Although it is likely to surprise readers who associate cogeneration with Lovins' criticisms of "centralized planning," the Soviets were actually huge fans of cogeneration. This might be taken as evidence that cogeneration isn't necessarily all it's cracked up to be, as anyone who has lived in St. Petersburg in the summer when the municipal hot water is turned off can tell you. I imagine it's a lot less fun when the system fails during the winter, which I've heard about but have been mercifully spared in my own experience. Because of these problems it's increasingly common for Russians to install water heaters in their apartments.
Whatever the shortcomings of the centralized water and space heating systems found in Soviet cities, they combined with the Soviet penchant for nuclear technology to inspire the creation of the Атомная теплоэлектроцентраль (АТЭЦ)--a nuclear plant designed to produce both heat and electricity. Officially, this term was reserved for a special variant of the VVER-1000 that was under construction in Odessa and Kharkov in the 1980s. These plants were canceled following Chernobyl. However, the principle of nuclear cogeneration was demonstrated before this at the Bilibinskaia AES in northeastern Siberia.
So here's what I'm wondering: why isn't the Bilibino nuclear plant "micropower?" It's much smaller than some of the fossil-fuel fired cogeneration plants that RMI includes in its statistics for "micropower," and it certainly has a better claim for climate-friendliness. In Forget Nuclear, RMI defined "micropower" as follows:

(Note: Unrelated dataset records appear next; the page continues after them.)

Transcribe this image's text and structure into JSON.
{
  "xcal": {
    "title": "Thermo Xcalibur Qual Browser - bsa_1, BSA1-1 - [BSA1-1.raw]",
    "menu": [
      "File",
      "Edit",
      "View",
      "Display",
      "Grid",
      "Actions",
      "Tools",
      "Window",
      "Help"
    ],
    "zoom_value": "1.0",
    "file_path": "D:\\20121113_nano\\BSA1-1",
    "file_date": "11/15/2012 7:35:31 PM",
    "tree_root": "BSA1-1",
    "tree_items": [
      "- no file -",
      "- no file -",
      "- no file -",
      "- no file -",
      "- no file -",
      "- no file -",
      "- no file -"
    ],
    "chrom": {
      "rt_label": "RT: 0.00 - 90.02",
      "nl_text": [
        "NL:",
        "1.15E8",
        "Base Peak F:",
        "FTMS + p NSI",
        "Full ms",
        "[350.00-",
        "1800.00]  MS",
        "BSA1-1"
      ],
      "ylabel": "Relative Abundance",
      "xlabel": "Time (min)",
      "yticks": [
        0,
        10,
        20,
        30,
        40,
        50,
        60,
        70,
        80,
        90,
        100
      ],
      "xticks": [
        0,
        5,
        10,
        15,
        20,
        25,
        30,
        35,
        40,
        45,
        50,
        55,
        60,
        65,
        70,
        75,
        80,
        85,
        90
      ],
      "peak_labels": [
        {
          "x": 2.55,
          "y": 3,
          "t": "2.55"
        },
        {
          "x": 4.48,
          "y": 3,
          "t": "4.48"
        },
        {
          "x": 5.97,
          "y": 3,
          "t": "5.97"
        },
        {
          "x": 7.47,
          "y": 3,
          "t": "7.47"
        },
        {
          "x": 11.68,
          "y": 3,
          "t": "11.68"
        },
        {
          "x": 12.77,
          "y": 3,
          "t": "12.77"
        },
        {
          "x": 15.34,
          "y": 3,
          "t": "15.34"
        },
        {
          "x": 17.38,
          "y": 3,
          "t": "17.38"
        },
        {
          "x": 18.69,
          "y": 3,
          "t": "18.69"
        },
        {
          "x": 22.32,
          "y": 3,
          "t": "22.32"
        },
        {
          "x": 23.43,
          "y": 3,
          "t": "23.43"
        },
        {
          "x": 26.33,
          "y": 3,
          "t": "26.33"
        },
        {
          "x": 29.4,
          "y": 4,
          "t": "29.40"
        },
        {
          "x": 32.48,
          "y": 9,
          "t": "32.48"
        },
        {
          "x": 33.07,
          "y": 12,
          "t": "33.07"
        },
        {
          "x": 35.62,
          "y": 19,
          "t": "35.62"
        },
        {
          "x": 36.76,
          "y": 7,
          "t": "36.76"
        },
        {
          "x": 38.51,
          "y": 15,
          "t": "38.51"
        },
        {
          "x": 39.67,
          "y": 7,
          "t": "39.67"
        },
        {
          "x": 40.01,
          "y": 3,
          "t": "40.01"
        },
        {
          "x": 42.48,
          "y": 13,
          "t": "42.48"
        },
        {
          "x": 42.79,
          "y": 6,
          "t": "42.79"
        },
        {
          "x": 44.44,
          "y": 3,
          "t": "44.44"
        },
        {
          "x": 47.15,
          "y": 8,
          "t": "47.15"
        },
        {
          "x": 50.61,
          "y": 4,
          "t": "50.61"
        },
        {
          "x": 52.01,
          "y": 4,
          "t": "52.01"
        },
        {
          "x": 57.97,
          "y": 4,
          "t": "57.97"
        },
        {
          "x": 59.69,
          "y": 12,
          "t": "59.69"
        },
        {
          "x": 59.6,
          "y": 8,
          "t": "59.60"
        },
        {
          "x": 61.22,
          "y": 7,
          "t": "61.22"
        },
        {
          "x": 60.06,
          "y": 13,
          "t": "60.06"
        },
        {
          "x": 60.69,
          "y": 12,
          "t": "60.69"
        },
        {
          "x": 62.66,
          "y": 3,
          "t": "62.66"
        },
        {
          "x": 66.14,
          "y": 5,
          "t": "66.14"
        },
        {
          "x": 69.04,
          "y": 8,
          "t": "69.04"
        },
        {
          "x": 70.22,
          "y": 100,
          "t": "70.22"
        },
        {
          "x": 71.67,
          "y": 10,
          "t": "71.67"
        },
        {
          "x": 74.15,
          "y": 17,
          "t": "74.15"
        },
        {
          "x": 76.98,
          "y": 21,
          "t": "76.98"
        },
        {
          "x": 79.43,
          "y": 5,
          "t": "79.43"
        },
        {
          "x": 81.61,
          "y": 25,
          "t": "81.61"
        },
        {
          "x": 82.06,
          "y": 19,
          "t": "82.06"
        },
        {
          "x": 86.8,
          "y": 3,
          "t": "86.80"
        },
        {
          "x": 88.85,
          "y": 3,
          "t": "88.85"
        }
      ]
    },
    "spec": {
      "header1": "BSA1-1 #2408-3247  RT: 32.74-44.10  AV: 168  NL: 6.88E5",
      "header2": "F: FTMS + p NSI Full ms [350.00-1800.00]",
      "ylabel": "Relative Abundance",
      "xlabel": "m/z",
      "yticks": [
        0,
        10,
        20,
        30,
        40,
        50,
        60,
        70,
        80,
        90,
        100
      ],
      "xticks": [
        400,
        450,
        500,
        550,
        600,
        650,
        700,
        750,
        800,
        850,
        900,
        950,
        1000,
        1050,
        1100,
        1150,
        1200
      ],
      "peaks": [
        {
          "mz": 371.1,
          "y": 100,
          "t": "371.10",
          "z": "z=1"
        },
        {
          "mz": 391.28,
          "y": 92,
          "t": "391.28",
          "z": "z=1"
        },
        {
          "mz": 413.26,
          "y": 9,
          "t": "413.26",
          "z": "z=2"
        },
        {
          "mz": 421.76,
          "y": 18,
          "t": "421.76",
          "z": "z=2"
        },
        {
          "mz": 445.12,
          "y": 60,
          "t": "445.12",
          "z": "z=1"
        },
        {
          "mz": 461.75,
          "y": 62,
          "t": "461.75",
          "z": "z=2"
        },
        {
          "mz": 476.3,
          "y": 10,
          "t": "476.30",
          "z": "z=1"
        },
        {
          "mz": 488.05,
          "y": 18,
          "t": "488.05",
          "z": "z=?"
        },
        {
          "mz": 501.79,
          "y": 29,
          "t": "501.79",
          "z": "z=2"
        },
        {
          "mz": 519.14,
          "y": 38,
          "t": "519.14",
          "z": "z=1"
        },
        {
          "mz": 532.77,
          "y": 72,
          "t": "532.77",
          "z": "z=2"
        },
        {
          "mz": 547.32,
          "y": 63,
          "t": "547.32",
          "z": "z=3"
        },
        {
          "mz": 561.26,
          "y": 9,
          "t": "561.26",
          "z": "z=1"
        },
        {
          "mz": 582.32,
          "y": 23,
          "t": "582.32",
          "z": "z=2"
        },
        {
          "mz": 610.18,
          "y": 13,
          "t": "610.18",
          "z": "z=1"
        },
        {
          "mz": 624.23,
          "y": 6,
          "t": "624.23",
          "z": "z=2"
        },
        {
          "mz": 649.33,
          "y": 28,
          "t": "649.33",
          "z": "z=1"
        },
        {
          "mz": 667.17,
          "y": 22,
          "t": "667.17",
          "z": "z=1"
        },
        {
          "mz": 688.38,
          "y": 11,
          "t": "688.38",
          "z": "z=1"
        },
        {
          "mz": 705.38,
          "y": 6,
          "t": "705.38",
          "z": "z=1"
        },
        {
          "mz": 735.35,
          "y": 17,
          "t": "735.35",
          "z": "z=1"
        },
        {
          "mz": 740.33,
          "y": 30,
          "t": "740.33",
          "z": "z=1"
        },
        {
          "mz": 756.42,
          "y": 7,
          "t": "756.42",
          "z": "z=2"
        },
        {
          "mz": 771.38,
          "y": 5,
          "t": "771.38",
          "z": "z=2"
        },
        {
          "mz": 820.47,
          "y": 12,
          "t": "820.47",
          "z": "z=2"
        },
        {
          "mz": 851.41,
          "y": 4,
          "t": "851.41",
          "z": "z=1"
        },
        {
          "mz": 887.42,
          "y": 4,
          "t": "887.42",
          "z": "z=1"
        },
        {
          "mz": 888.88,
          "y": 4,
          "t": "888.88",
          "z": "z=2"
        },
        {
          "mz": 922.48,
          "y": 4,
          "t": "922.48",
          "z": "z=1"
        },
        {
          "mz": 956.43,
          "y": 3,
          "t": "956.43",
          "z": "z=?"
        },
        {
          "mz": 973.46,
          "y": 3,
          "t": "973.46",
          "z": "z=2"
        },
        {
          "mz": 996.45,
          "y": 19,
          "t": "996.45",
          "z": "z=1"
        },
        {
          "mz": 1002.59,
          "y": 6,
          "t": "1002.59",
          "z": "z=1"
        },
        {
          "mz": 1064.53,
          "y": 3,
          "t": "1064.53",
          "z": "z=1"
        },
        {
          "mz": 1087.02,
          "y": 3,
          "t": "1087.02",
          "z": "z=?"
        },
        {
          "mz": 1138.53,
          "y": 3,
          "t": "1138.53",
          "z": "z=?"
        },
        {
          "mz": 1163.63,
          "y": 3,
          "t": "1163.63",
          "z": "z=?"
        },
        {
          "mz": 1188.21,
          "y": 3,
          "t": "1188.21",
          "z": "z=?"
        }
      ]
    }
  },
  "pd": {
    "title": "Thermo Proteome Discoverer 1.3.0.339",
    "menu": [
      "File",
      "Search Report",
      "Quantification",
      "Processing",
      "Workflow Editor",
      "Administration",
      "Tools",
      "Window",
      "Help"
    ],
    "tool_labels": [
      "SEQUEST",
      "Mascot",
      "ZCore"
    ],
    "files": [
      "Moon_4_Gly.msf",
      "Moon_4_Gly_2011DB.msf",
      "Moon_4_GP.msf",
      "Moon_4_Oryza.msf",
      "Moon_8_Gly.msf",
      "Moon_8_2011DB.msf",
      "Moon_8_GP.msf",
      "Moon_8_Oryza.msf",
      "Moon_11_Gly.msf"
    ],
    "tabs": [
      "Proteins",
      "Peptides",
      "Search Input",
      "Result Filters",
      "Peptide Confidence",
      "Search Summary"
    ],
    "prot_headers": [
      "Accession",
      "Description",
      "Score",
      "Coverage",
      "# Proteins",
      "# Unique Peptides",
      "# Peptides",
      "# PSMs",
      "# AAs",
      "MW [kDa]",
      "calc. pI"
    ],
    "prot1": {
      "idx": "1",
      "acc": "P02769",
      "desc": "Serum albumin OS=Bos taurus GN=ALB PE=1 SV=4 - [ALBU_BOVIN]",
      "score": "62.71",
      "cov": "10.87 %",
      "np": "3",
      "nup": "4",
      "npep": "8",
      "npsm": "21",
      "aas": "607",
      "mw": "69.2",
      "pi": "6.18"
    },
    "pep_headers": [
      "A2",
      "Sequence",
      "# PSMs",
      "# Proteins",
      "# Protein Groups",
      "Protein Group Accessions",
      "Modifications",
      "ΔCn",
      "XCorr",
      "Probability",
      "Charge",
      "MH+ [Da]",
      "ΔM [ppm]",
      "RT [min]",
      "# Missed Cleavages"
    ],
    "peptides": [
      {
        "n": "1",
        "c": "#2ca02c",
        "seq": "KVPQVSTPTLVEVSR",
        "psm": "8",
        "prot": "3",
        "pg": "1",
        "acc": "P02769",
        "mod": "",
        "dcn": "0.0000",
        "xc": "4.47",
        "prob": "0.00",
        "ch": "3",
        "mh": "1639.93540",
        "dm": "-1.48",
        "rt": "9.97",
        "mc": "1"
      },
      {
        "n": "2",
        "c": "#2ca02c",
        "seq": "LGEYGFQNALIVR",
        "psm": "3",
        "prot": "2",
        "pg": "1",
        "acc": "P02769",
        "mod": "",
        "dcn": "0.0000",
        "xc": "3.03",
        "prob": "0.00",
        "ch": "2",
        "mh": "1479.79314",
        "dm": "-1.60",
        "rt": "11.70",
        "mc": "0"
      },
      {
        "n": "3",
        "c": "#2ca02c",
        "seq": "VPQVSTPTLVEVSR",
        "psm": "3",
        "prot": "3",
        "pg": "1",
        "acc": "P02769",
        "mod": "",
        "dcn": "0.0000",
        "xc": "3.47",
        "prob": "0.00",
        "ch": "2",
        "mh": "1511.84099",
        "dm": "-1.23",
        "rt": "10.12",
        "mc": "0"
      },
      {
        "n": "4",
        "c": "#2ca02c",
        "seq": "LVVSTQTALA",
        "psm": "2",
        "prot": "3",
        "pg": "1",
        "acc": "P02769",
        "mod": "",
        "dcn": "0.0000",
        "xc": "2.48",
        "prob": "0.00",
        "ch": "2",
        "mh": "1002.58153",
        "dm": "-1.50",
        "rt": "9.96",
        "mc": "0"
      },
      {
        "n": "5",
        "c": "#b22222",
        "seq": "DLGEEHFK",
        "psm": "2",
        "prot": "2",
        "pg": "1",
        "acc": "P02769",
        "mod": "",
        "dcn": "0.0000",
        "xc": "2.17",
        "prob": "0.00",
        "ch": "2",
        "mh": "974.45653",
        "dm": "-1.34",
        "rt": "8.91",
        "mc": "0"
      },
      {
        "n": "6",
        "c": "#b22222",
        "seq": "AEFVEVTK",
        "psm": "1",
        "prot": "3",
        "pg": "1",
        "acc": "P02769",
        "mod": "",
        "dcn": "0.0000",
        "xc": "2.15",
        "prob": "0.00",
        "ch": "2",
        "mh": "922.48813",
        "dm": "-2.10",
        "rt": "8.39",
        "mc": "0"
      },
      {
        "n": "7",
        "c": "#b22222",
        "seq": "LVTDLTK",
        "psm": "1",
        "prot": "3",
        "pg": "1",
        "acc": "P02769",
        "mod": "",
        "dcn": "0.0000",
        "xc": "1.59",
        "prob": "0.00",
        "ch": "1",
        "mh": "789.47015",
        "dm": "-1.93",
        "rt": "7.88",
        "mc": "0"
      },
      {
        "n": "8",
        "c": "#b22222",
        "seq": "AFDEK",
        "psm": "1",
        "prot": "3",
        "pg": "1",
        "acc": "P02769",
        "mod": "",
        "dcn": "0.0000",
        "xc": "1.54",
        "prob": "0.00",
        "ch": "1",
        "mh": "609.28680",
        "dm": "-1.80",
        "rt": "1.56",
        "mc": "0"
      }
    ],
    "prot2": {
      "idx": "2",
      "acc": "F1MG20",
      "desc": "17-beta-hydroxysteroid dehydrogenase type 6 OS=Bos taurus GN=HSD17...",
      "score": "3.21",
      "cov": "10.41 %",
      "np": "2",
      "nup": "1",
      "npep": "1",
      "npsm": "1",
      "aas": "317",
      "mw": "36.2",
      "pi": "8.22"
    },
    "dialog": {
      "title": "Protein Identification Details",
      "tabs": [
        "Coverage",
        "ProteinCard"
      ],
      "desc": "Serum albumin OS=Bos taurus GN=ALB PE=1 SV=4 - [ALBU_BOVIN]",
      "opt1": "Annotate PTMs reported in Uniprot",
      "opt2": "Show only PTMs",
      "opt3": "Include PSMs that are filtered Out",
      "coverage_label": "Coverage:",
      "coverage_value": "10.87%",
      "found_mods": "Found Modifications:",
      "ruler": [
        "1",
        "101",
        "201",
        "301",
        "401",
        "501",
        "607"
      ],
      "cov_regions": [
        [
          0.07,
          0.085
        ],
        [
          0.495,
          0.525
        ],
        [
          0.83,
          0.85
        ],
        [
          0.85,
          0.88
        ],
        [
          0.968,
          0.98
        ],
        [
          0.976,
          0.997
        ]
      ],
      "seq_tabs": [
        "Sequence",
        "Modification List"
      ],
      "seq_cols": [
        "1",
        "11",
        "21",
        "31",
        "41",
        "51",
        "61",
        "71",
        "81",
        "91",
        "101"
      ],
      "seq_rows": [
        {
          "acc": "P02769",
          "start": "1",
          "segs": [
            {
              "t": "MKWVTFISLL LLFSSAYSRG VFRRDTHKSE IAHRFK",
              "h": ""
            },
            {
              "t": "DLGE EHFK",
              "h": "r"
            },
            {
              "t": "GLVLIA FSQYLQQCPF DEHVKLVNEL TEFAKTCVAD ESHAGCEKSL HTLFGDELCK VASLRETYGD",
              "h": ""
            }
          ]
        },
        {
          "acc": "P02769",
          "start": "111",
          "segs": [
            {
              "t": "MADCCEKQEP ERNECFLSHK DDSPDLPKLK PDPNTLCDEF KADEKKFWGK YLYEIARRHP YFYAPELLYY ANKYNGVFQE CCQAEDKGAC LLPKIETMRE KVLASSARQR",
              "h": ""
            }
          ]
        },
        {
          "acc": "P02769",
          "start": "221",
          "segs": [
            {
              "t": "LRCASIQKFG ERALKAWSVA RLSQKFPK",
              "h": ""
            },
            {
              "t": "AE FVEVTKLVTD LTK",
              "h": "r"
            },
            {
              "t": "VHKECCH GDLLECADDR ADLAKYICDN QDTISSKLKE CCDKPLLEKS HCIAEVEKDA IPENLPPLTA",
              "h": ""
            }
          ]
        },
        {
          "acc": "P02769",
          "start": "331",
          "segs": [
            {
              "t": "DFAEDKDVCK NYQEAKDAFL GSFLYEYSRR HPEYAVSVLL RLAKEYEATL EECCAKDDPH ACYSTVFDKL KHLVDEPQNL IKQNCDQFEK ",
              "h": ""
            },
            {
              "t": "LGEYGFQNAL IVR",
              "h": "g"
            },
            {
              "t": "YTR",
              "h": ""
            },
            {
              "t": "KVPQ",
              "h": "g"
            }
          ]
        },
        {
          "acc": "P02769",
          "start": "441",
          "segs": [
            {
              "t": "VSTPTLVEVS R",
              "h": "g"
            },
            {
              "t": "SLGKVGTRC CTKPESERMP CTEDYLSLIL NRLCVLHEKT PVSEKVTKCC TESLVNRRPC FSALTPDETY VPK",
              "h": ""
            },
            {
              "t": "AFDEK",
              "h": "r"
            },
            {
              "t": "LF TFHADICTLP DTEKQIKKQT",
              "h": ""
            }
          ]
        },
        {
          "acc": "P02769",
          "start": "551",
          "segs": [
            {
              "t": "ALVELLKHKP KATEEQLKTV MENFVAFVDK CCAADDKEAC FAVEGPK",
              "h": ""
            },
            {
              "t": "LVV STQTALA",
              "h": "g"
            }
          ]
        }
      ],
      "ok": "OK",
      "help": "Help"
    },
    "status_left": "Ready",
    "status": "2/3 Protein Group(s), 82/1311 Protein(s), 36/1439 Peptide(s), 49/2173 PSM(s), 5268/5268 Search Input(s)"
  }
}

1. onsite generation of electricity (at the customer, not at a remote utility plant)—usually cogeneration of electricity plus recovered waste heat (outside the U.S. this is usually called CHP—combined-heat-and-power): this is about half gas-fired, and saves at least half the carbon and much of the cost of the separate power plants and boilers it displaces;It's pretty clear that most of the combined heat and power (CHP) plants in RMI's statistics are larger than Bilibino and no less removed from the consumer. But somehow I doubt that Bilibino has ever been included in RMI's tally of "micropower," or that Soviet plutonium-production reactors that also served a similar role in their cities of residence were included. I wonder why?
2. distributed renewables—all renewable power sources except big hydro plants, which are defined here as dams larger than 10 megawatts (MW).